Wally let me sleep in this morning which a welcome treat. The alarm woke us up, which is unusual. I was deep in a dream where I was helping people out of a plane that had crashed in a field not far from here. I was at a convenience store getting a cup of coffee when I saw the plane going down. I was one of the first people on the scene. Weird.
Here it is almost 7:30 and I haven’t gone out yet. It’s going to warm up today and hopefully this will be the last cold morning for the season. I had Wally cut me some planting triangles and much of today will be spent in the garden. Call me old fashioned, lazy or stupid, but I haven’t put any seeds in yet. The soil is cold and it’s been really wet. It may be too late for peas and carrots, but that’s okay. The goal this season is to get the crop in the ground in a proper way (using biointensive methods), watch them grow and harvest them.
Yesterday, I posted on Facebook a link to a recent post on a blog that I enjoy reading. He writes: “It’s just a slow improvement coupled with the laying in of new habits and practices. It’s a layering, year over year. You do a little more, lay a bit more groundwork each new season, build up a bit more infrastructure, increase your knowledge and better your habits and make it routine, make it normal. It becomes easier. ” I am laying in new habits and practices, layering and laying the groundwork. I do not need to compete with the established farms and their greenhouses and tractors. I need to figure out what we can do, what this farm can do and where we can go from here. As one established farmer told me, “there will soon be a glut of tomatoes on the market. Why compete with that?” He shoots for later season tomatoes. Really, tomatoes should be in full season starting in August, not May (or earlier!). Does growing vegetables out of season (i.e. in heated greenhouses) fall under the “sustainable” umbrella. I’m not so sure. What would you do if there was no electricity or fossil fuel to heat your greenhouse? Sure, you could use wood, but if there was limited electricity or fossil fuel, I’ll bet you’ll be using that wood to heat your house, not your greenhouse.
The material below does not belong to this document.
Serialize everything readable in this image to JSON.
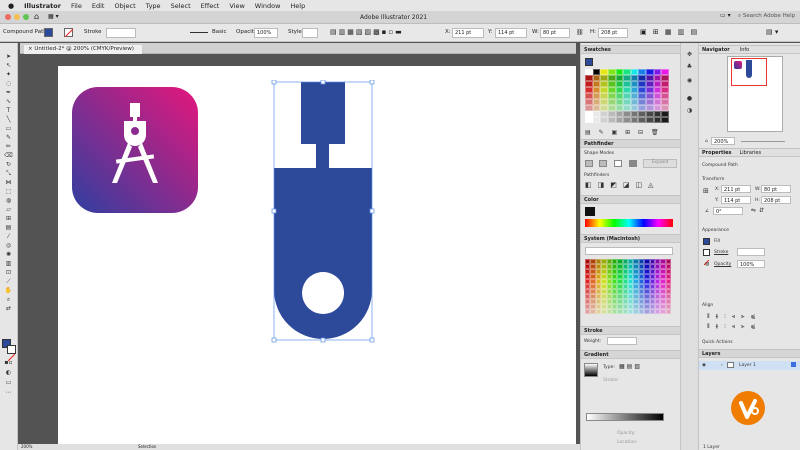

I still have not purchased a greenhouse. Eventually I will, but maybe not for this growing season. I want to make sure I get the best greenhouse for our farm, at the best price and put it in the right location. Until we get the new rabbit barn set up and decide where the rabbits will be wintered over, I do not know where the greenhouse will need go. Not only do I want the greenhouse for starting seedlings, but for growing fodder as well. Come the end of the summer (or maybe the height of the summer) we may stumble upon a greenhouse for a good price. That’s what happened with the tiller. We lucked out on that tiller.
I am working on my first cup of coffee which tastes darned good going down. I feel guilty for not getting up and getting Wally his coffee. I’ll have to make it up to him.
Hopefully this weekend we can get another couple of rows tilled in the rabbit area. I’ll be getting Jerusalem Artichoke tubers at the farmer’s market this Saturday and they can go in the ground now. I have close to 900 tiny trailer loads of rabbit manure mulch to haul out there this weekend. Oh for a tractor! One day we will have one, but for now, we’ll do it the old fashioned way.
Speaking of old fashioned ways, one of the items I budgeted for with the RAFI grant was a scythe. If I remember, I’ll call and order that today. With this warm weather, clover and vetch will soon be growing like crazy in the back fields and it will be time to go out and make my crop circles cutting fodder for the rabbits. If all goes well, in a few weeks, we can put the rabbits back on grass. That will be a happy time for all!
Until later …